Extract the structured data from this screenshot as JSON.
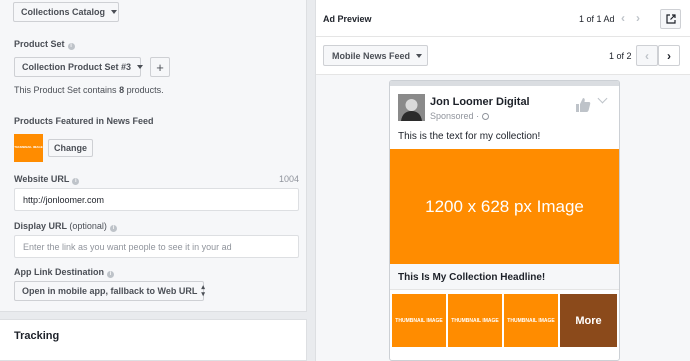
{
  "left": {
    "catalog_select": "Collections Catalog",
    "product_set_label": "Product Set",
    "product_set_select": "Collection Product Set #3",
    "add_button": "+",
    "product_set_info_pre": "This Product Set contains ",
    "product_count": "8",
    "product_set_info_post": " products.",
    "featured_label": "Products Featured in News Feed",
    "featured_thumb_text": "THUMBNAIL IMAGE",
    "change_button": "Change",
    "website_url_label": "Website URL",
    "website_url_counter": "1004",
    "website_url_value": "http://jonloomer.com",
    "display_url_label": "Display URL",
    "display_url_optional": "(optional)",
    "display_url_placeholder": "Enter the link as you want people to see it in your ad",
    "app_link_label": "App Link Destination",
    "app_link_select": "Open in mobile app, fallback to Web URL",
    "tracking_title": "Tracking"
  },
  "right": {
    "ad_preview_title": "Ad Preview",
    "ad_counter": "1 of 1 Ad",
    "placement_select": "Mobile News Feed",
    "page_counter": "1 of 2"
  },
  "post": {
    "page_name": "Jon Loomer Digital",
    "sponsored": "Sponsored",
    "separator": "·",
    "body_text": "This is the text for my collection!",
    "hero_text": "1200 x 628 px Image",
    "headline": "This Is My Collection Headline!",
    "thumbnails": [
      "THUMBNAIL IMAGE",
      "THUMBNAIL IMAGE",
      "THUMBNAIL IMAGE"
    ],
    "more_label": "More"
  },
  "colors": {
    "accent_orange": "#ff8c00",
    "more_tile": "#8b4a1b",
    "panel_bg": "#f6f7f9",
    "page_bg": "#e9ebee"
  },
  "icons": {
    "info": "info-icon",
    "caret": "caret-down-icon",
    "prev": "chevron-left-icon",
    "next": "chevron-right-icon",
    "external": "external-link-icon",
    "avatar": "avatar",
    "like": "thumbs-up-icon",
    "globe": "globe-icon"
  }
}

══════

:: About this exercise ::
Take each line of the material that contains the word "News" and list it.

:: Written solution ::
    "featured_label": "Products Featured in News Feed",
    "placement_select": "Mobile News Feed",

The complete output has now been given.